Write out the listing below in its entirety, minus the pictures, without changing a word.

EXTRACTED ENTRIES Start Marker

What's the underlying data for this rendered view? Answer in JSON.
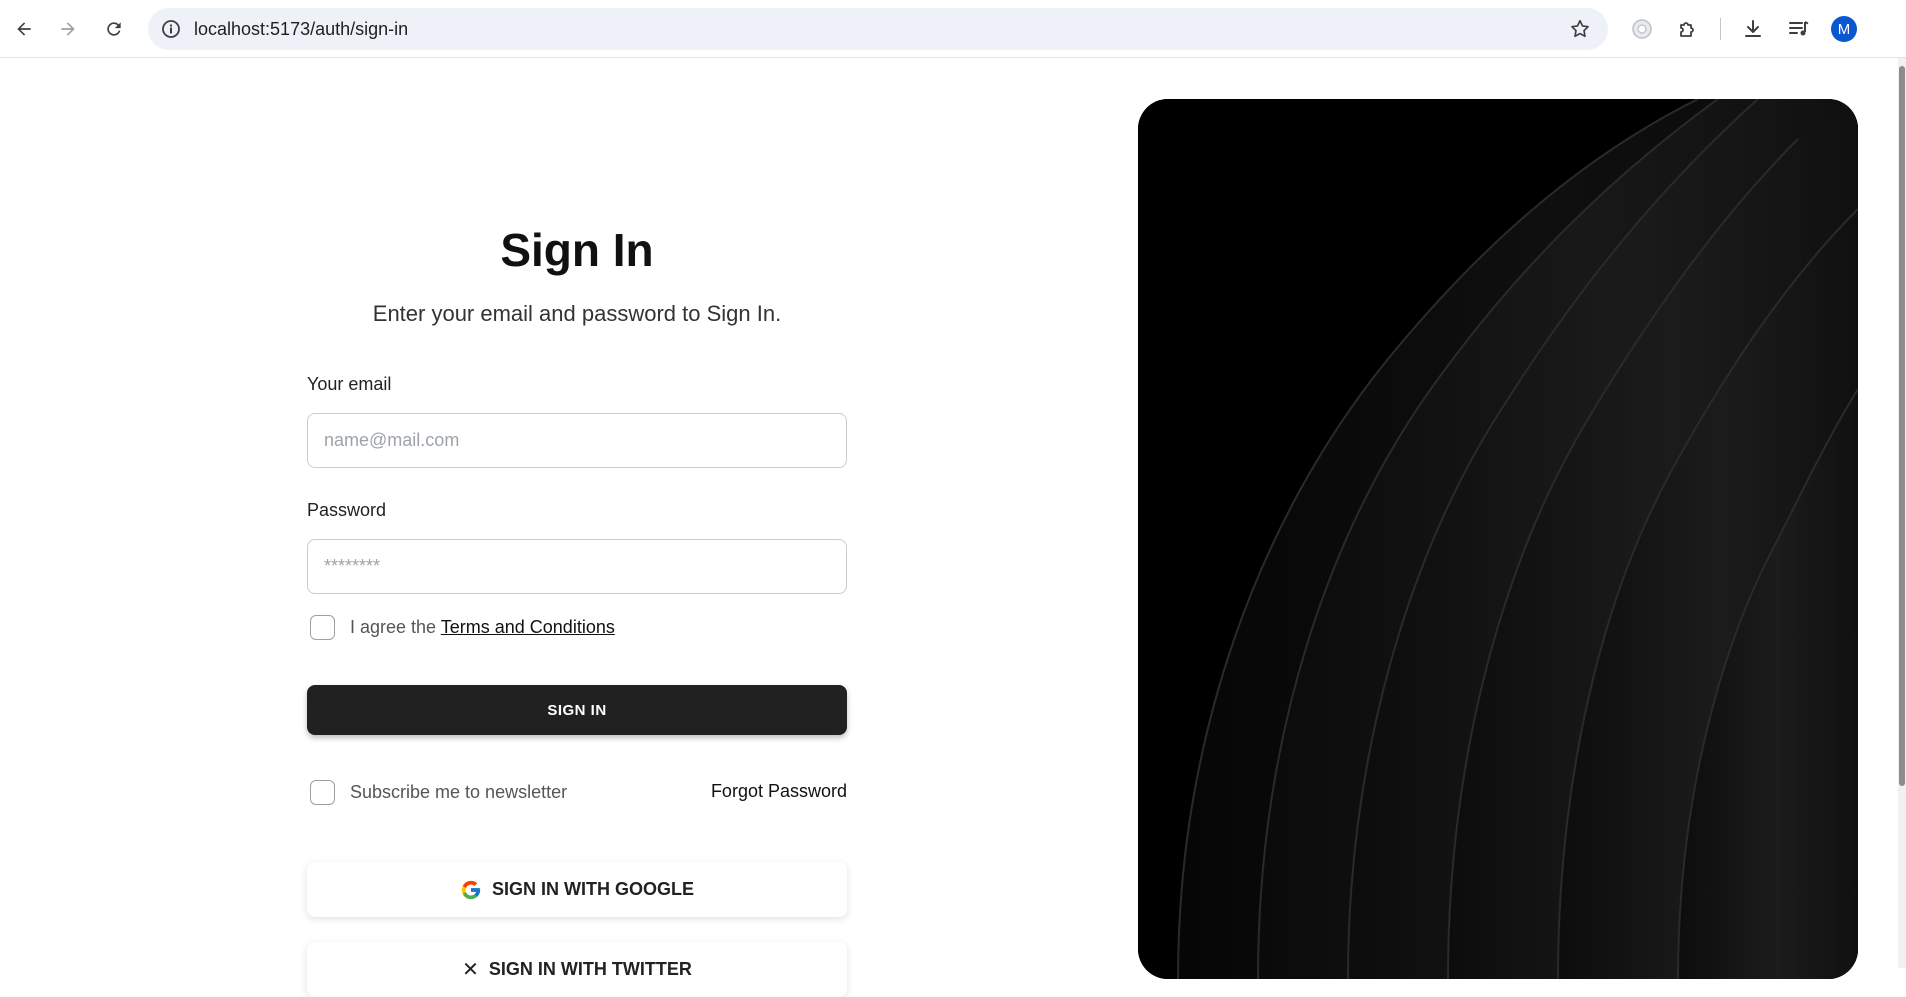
{
  "browser": {
    "url": "localhost:5173/auth/sign-in",
    "profile_initial": "M",
    "icons": [
      "back-arrow-icon",
      "forward-arrow-icon",
      "reload-icon",
      "site-info-icon",
      "bookmark-star-icon",
      "extension-icon",
      "puzzle-icon",
      "download-icon",
      "media-control-icon"
    ]
  },
  "form": {
    "title": "Sign In",
    "subtitle": "Enter your email and password to Sign In.",
    "email_label": "Your email",
    "email_placeholder": "name@mail.com",
    "password_label": "Password",
    "password_placeholder": "********",
    "agree_prefix": "I agree the",
    "terms_link": "Terms and Conditions",
    "signin_label": "SIGN IN",
    "newsletter_label": "Subscribe me to newsletter",
    "forgot_label": "Forgot Password",
    "google_label": "SIGN IN WITH GOOGLE",
    "twitter_label": "SIGN IN WITH TWITTER"
  },
  "colors": {
    "button_bg": "#212121",
    "hero_bg": "#000000",
    "profile_bg": "#0b57d0"
  }
}
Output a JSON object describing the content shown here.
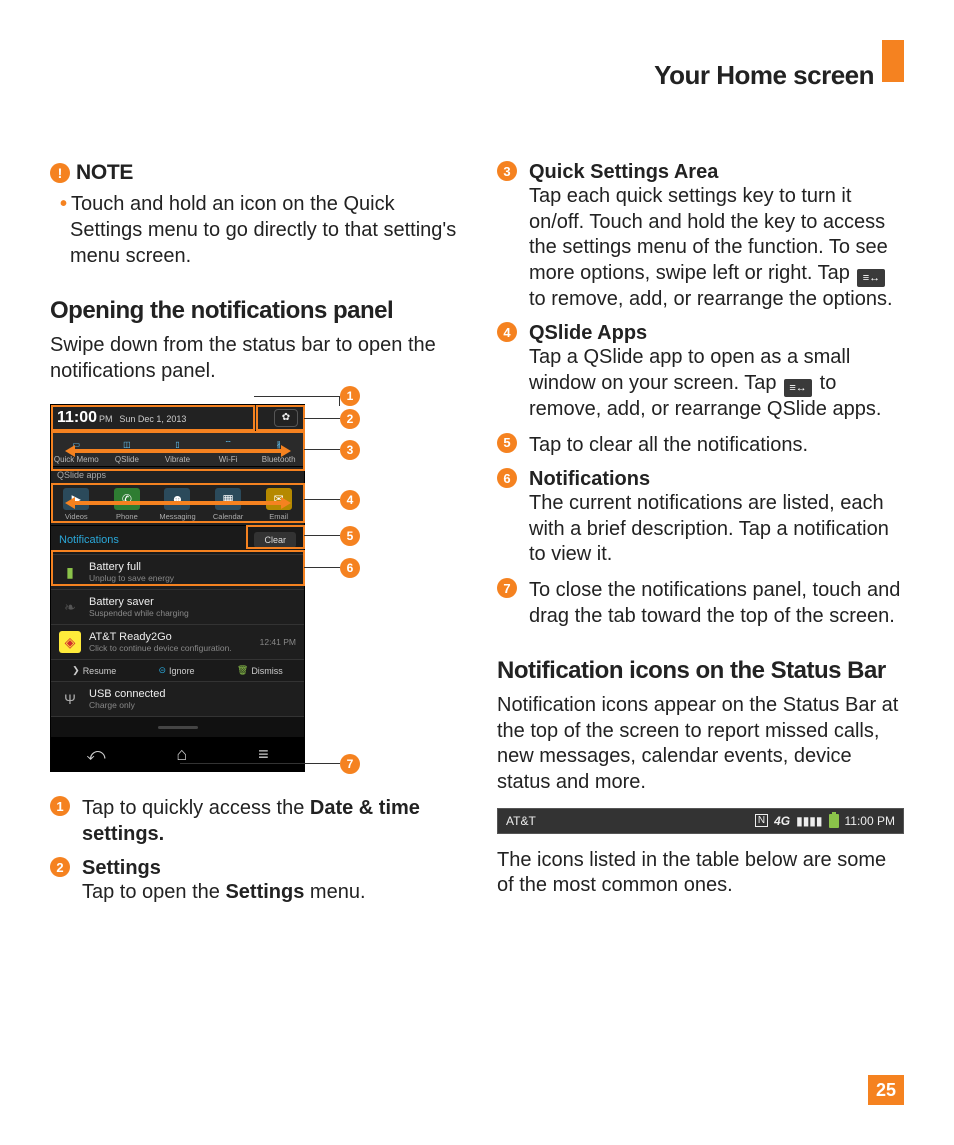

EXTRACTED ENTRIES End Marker

COMPLETED TASK:
What's the underlying data for this rendered view? Answer in JSON.
{
  "browser": {
    "url": "localhost:5173/auth/sign-in",
    "profile_initial": "M",
    "icons": [
      "back-arrow-icon",
      "forward-arrow-icon",
      "reload-icon",
      "site-info-icon",
      "bookmark-star-icon",
      "extension-icon",
      "puzzle-icon",
      "download-icon",
      "media-control-icon"
    ]
  },
  "form": {
    "title": "Sign In",
    "subtitle": "Enter your email and password to Sign In.",
    "email_label": "Your email",
    "email_placeholder": "name@mail.com",
    "password_label": "Password",
    "password_placeholder": "********",
    "agree_prefix": "I agree the",
    "terms_link": "Terms and Conditions",
    "signin_label": "SIGN IN",
    "newsletter_label": "Subscribe me to newsletter",
    "forgot_label": "Forgot Password",
    "google_label": "SIGN IN WITH GOOGLE",
    "twitter_label": "SIGN IN WITH TWITTER"
  },
  "colors": {
    "button_bg": "#212121",
    "hero_bg": "#000000",
    "profile_bg": "#0b57d0"
  }
}
Output a JSON object describing the content shown here.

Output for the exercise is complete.